A person who is injured or has a medical condition that prevents them from working might be told to file for Supplemental Security Income (SSI) or Social Security Disability (SSD) insurance. It’s imperative that anyone who’s going to file understands what kinds of conditions might meet the requirements for the programs. While there are many specific conditions that will meet the test, there are a few key points to qualifying for Social Security programs.
First, you must have a condition that has already lasted for a year or that is expected to last at least one year. The only exception to this is if the condition is terminal and will result in your passing away.
Second, the condition must prevent you from doing the work you’ve been doing. Typically, this means that there aren’t reasonable accommodations that will help you successfully complete your job duties.
Third, you can’t do other work because of your condition. This is a strict requirement because it’s assumed the people who can do other work will be able to do so.
An important consideration for anyone who feels they need to apply is that the Social Security Administration programs are only for people who have full disabilities. You won’t qualify for them if you have a partial disability or a short-term disability.

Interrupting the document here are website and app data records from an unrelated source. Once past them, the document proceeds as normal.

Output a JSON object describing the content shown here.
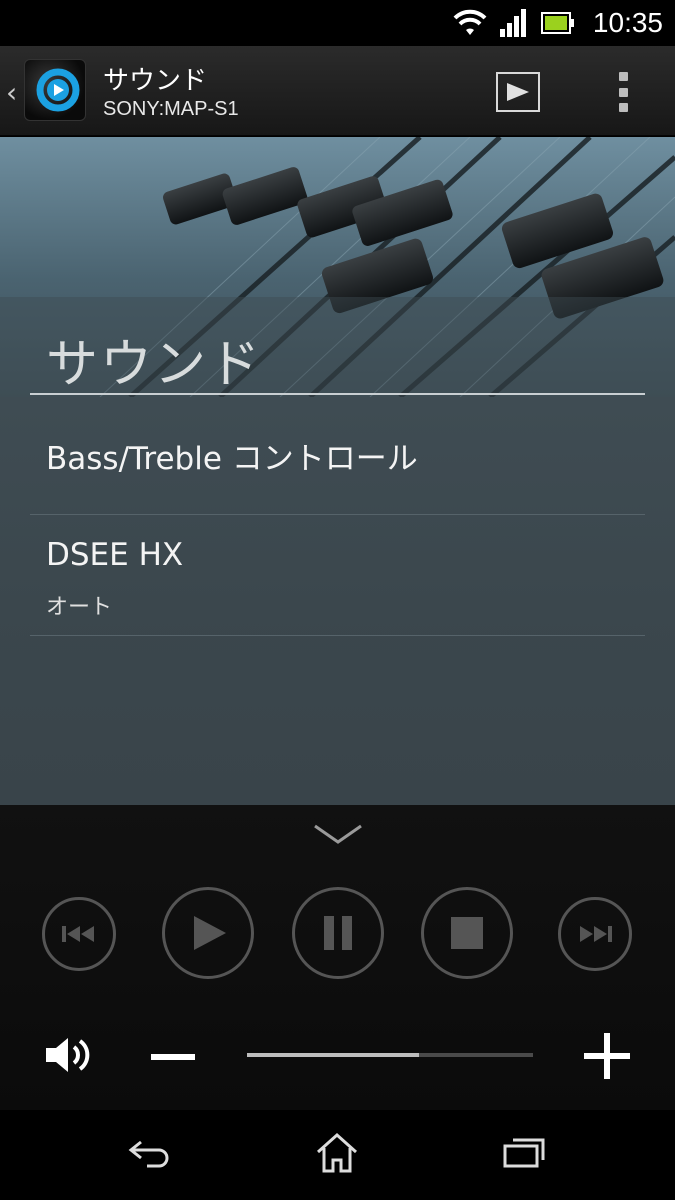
{
  "status_bar": {
    "time": "10:35",
    "icons": [
      "wifi-icon",
      "signal-icon",
      "battery-icon"
    ]
  },
  "action_bar": {
    "title": "サウンド",
    "subtitle": "SONY:MAP-S1",
    "icons": [
      "back-chevron-icon",
      "app-icon",
      "play-icon",
      "overflow-menu-icon"
    ]
  },
  "content": {
    "section_title": "サウンド",
    "items": [
      {
        "title": "Bass/Treble コントロール"
      },
      {
        "title": "DSEE HX",
        "subtitle": "オート"
      }
    ]
  },
  "player": {
    "controls": [
      "previous-icon",
      "play-icon",
      "pause-icon",
      "stop-icon",
      "next-icon"
    ],
    "volume_level": 0.6
  },
  "nav_bar": {
    "icons": [
      "back-icon",
      "home-icon",
      "recent-apps-icon"
    ]
  },
  "colors": {
    "content_bg": "#3f4c53",
    "player_bg": "#111111",
    "accent": "#1ba1e2"
  }
}
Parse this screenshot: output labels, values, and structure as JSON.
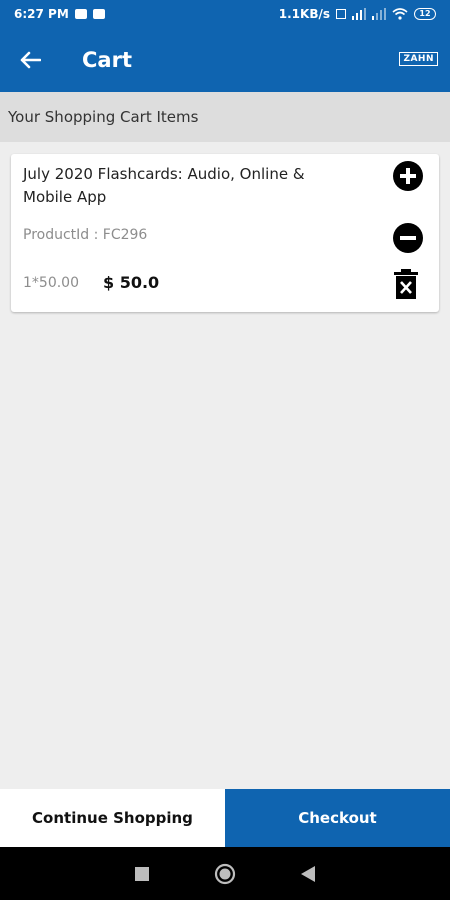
{
  "status_bar": {
    "time": "6:27 PM",
    "network_speed": "1.1KB/s",
    "battery_level": "12",
    "icons": [
      "message-icon",
      "youtube-icon",
      "volte-icon",
      "signal-4g-icon",
      "signal-icon",
      "wifi-icon",
      "battery-icon"
    ]
  },
  "app_bar": {
    "title": "Cart",
    "back_icon": "arrow-left-icon",
    "brand_logo": "ZAHN",
    "color": "#0f64b0"
  },
  "section": {
    "header": "Your Shopping Cart Items"
  },
  "cart": {
    "items": [
      {
        "name": "July 2020 Flashcards:  Audio, Online & Mobile App",
        "product_id_label": "ProductId : FC296",
        "qty_price": "1*50.00",
        "total": "$ 50.0",
        "icons": {
          "add": "plus-circle-icon",
          "remove": "minus-circle-icon",
          "delete": "trash-icon"
        }
      }
    ]
  },
  "bottom": {
    "continue_label": "Continue Shopping",
    "checkout_label": "Checkout"
  },
  "nav": {
    "icons": [
      "recents-square-icon",
      "home-circle-icon",
      "back-triangle-icon"
    ]
  }
}
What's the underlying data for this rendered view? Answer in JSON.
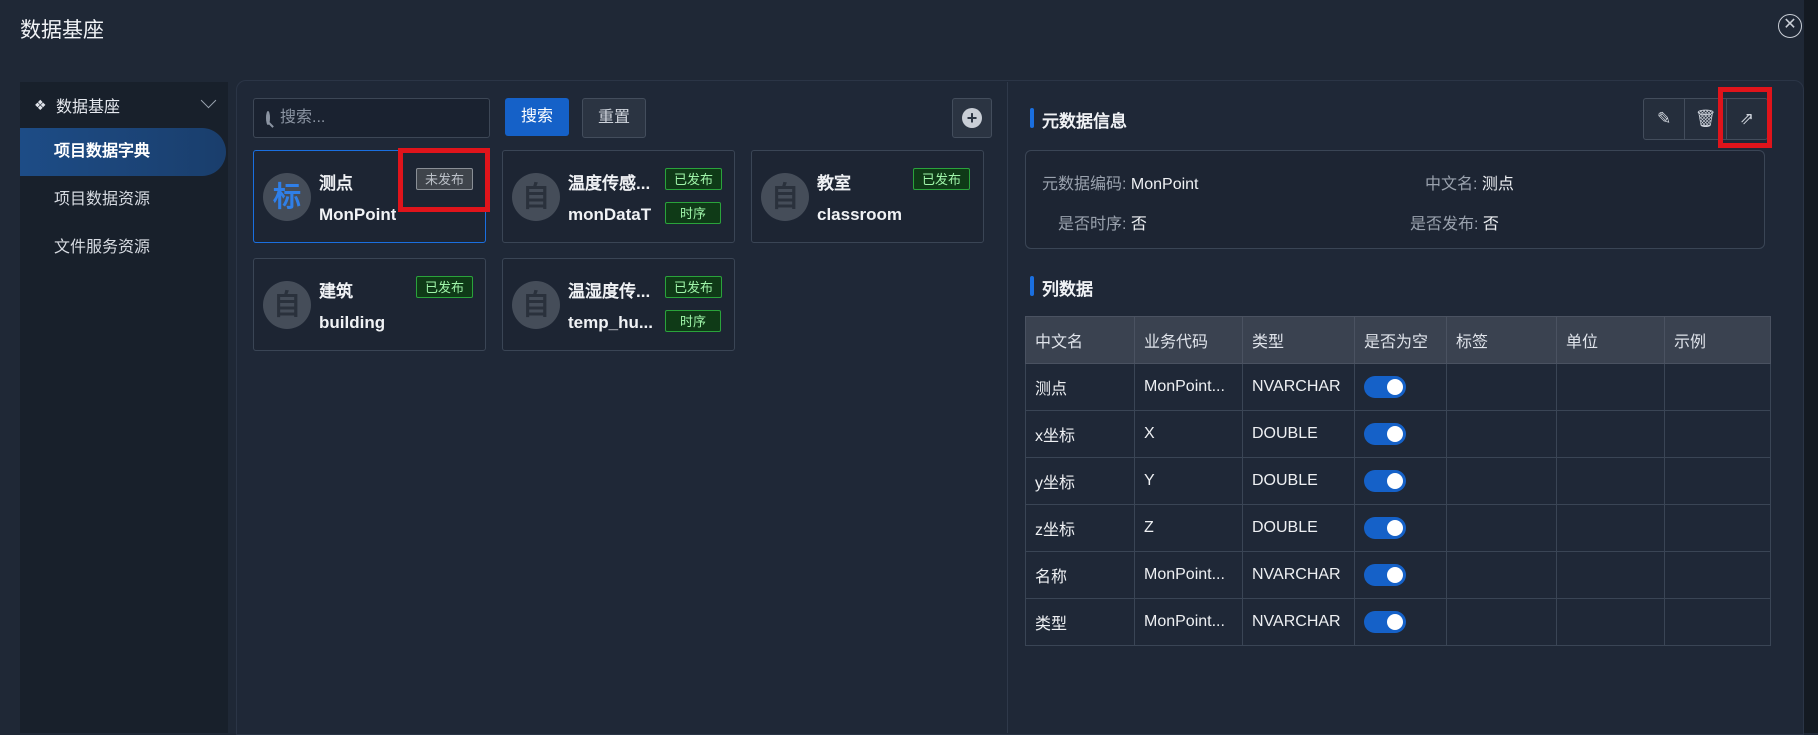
{
  "window": {
    "title": "数据基座"
  },
  "sidebar": {
    "header": "数据基座",
    "items": [
      {
        "label": "项目数据字典",
        "active": true
      },
      {
        "label": "项目数据资源"
      },
      {
        "label": "文件服务资源"
      }
    ]
  },
  "toolbar": {
    "search_placeholder": "搜索...",
    "search_label": "搜索",
    "reset_label": "重置"
  },
  "cards": [
    {
      "avatar": "标",
      "cn": "测点",
      "en": "MonPoint",
      "status": "未发布",
      "selected": true
    },
    {
      "avatar": "自",
      "cn": "温度传感...",
      "en": "monDataT",
      "status": "已发布",
      "extra": "时序"
    },
    {
      "avatar": "自",
      "cn": "教室",
      "en": "classroom",
      "status": "已发布"
    },
    {
      "avatar": "自",
      "cn": "建筑",
      "en": "building",
      "status": "已发布"
    },
    {
      "avatar": "自",
      "cn": "温湿度传...",
      "en": "temp_hu...",
      "status": "已发布",
      "extra": "时序"
    }
  ],
  "detail": {
    "meta_title": "元数据信息",
    "meta": {
      "code_label": "元数据编码:",
      "code_value": "MonPoint",
      "cname_label": "中文名:",
      "cname_value": "测点",
      "ts_label": "是否时序:",
      "ts_value": "否",
      "pub_label": "是否发布:",
      "pub_value": "否"
    },
    "cols_title": "列数据",
    "columns": [
      "中文名",
      "业务代码",
      "类型",
      "是否为空",
      "标签",
      "单位",
      "示例"
    ],
    "rows": [
      {
        "cn": "测点",
        "code": "MonPoint...",
        "type": "NVARCHAR",
        "nullable": true
      },
      {
        "cn": "x坐标",
        "code": "X",
        "type": "DOUBLE",
        "nullable": true
      },
      {
        "cn": "y坐标",
        "code": "Y",
        "type": "DOUBLE",
        "nullable": true
      },
      {
        "cn": "z坐标",
        "code": "Z",
        "type": "DOUBLE",
        "nullable": true
      },
      {
        "cn": "名称",
        "code": "MonPoint...",
        "type": "NVARCHAR",
        "nullable": true
      },
      {
        "cn": "类型",
        "code": "MonPoint...",
        "type": "NVARCHAR",
        "nullable": true
      }
    ]
  },
  "icons": {
    "close": "close-circle-icon",
    "add": "plus-circle-icon",
    "edit": "edit-list-icon",
    "delete": "trash-icon",
    "export": "external-link-icon",
    "sidebar": "dropbox-icon"
  },
  "colors": {
    "accent": "#1561c8",
    "published": "#2aa33b",
    "highlight": "#e0141b"
  }
}
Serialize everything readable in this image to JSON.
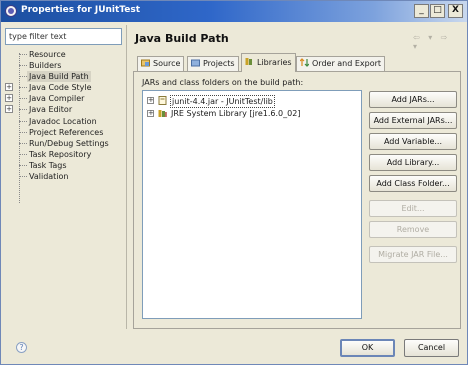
{
  "window": {
    "title": "Properties for JUnitTest",
    "minimize_glyph": "_",
    "maximize_glyph": "□",
    "close_glyph": "X"
  },
  "filter": {
    "placeholder": "type filter text",
    "value": "type filter text"
  },
  "nav": {
    "items": [
      {
        "label": "Resource",
        "expandable": false
      },
      {
        "label": "Builders",
        "expandable": false
      },
      {
        "label": "Java Build Path",
        "expandable": false,
        "selected": true
      },
      {
        "label": "Java Code Style",
        "expandable": true
      },
      {
        "label": "Java Compiler",
        "expandable": true
      },
      {
        "label": "Java Editor",
        "expandable": true
      },
      {
        "label": "Javadoc Location",
        "expandable": false
      },
      {
        "label": "Project References",
        "expandable": false
      },
      {
        "label": "Run/Debug Settings",
        "expandable": false
      },
      {
        "label": "Task Repository",
        "expandable": false
      },
      {
        "label": "Task Tags",
        "expandable": false
      },
      {
        "label": "Validation",
        "expandable": false
      }
    ],
    "expand_glyph": "+"
  },
  "page": {
    "title": "Java Build Path",
    "nav_arrows": "⇦ ▾ ⇨ ▾"
  },
  "tabs": [
    {
      "label": "Source",
      "icon": "source-folder-icon"
    },
    {
      "label": "Projects",
      "icon": "projects-icon"
    },
    {
      "label": "Libraries",
      "icon": "libraries-icon",
      "active": true
    },
    {
      "label": "Order and Export",
      "icon": "order-export-icon"
    }
  ],
  "libraries": {
    "section_label": "JARs and class folders on the build path:",
    "entries": [
      {
        "label": "junit-4.4.jar - JUnitTest/lib",
        "icon": "jar-icon",
        "selected": true
      },
      {
        "label": "JRE System Library [jre1.6.0_02]",
        "icon": "library-icon",
        "selected": false
      }
    ],
    "expand_glyph": "+"
  },
  "buttons": {
    "add_jars": "Add JARs...",
    "add_external_jars": "Add External JARs...",
    "add_variable": "Add Variable...",
    "add_library": "Add Library...",
    "add_class_folder": "Add Class Folder...",
    "edit": "Edit...",
    "remove": "Remove",
    "migrate_jar": "Migrate JAR File..."
  },
  "footer": {
    "help_glyph": "?",
    "ok": "OK",
    "cancel": "Cancel"
  },
  "colors": {
    "title_bar": "#2f67c9",
    "dialog_bg": "#ece9d8",
    "selection": "#d6d3c4"
  }
}
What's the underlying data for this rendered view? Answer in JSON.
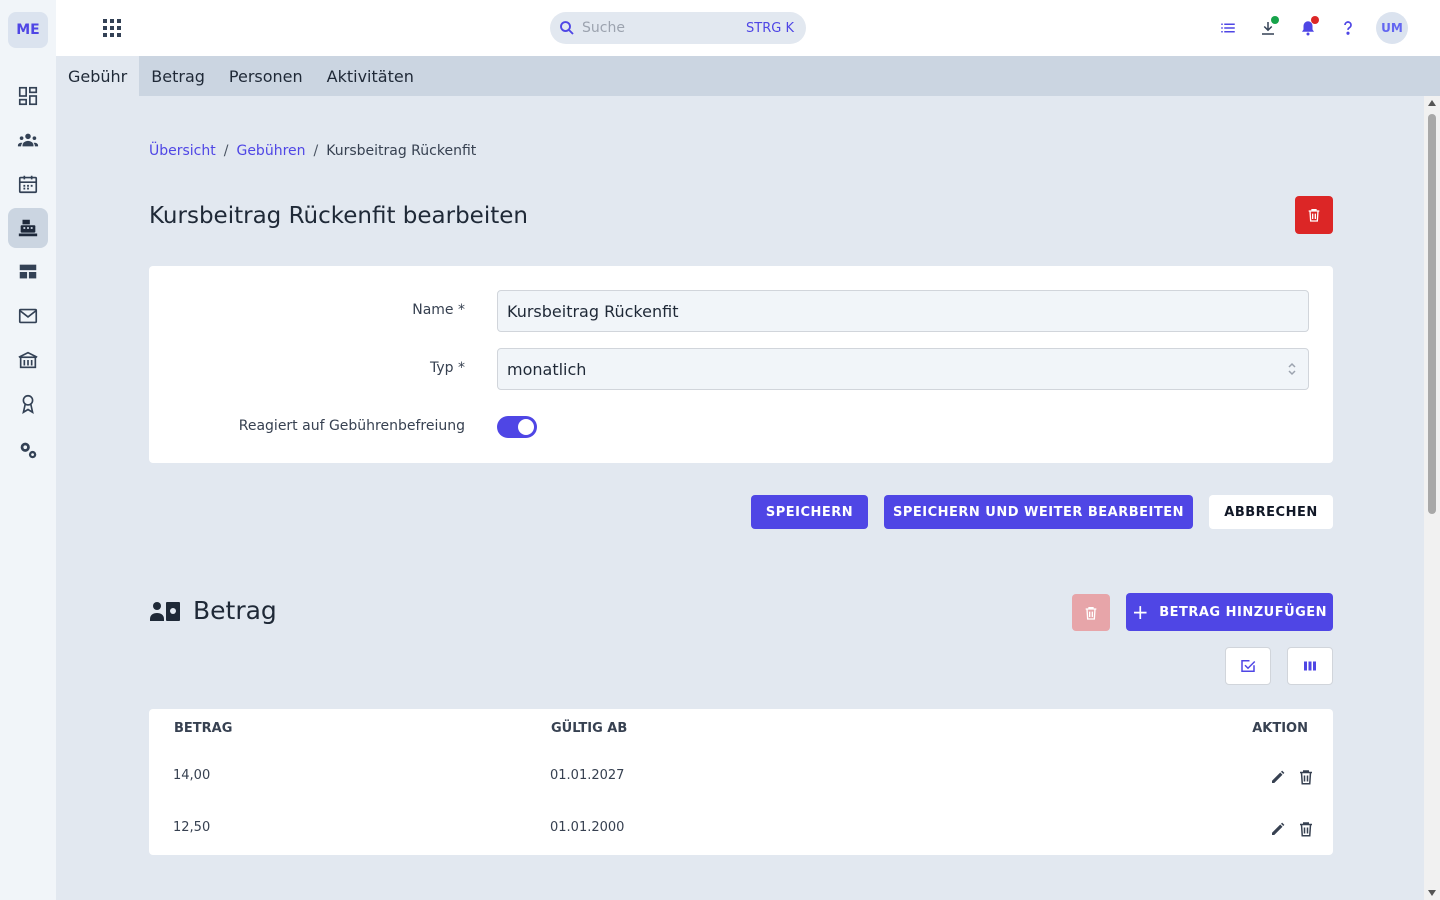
{
  "app": {
    "logo": "ME",
    "user_initials": "UM"
  },
  "sidebar": {
    "items": [
      {
        "icon": "dashboard-icon"
      },
      {
        "icon": "people-icon"
      },
      {
        "icon": "calendar-icon"
      },
      {
        "icon": "cash-register-icon",
        "active": true
      },
      {
        "icon": "table-icon"
      },
      {
        "icon": "mail-icon"
      },
      {
        "icon": "building-icon"
      },
      {
        "icon": "award-icon"
      },
      {
        "icon": "settings-icon"
      }
    ]
  },
  "topbar": {
    "search_placeholder": "Suche",
    "search_shortcut": "STRG K"
  },
  "tabs": [
    {
      "label": "Gebühr",
      "active": true
    },
    {
      "label": "Betrag"
    },
    {
      "label": "Personen"
    },
    {
      "label": "Aktivitäten"
    }
  ],
  "breadcrumb": {
    "items": [
      "Übersicht",
      "Gebühren"
    ],
    "current": "Kursbeitrag Rückenfit",
    "separator": "/"
  },
  "page": {
    "title": "Kursbeitrag Rückenfit bearbeiten"
  },
  "form": {
    "name_label": "Name *",
    "name_value": "Kursbeitrag Rückenfit",
    "type_label": "Typ *",
    "type_value": "monatlich",
    "exemption_label": "Reagiert auf Gebührenbefreiung",
    "exemption_enabled": true
  },
  "actions": {
    "save": "SPEICHERN",
    "save_continue": "SPEICHERN UND WEITER BEARBEITEN",
    "cancel": "ABBRECHEN"
  },
  "amount_section": {
    "title": "Betrag",
    "add_label": "BETRAG HINZUFÜGEN",
    "columns": [
      "BETRAG",
      "GÜLTIG AB",
      "AKTION"
    ],
    "rows": [
      {
        "amount": "14,00",
        "valid_from": "01.01.2027"
      },
      {
        "amount": "12,50",
        "valid_from": "01.01.2000"
      }
    ]
  },
  "colors": {
    "accent": "#4f46e5",
    "danger": "#dc2626",
    "danger_disabled": "#e7a5a9",
    "background": "#e2e8f0"
  }
}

If you file for benefits, you’ll have to show that you’re disabled through your medical records. You may also have to go through an evaluation process through Social Security to verify this. There’s a chance that your application will be denied, which can lead to an appeal if you believe that the decision was made in error.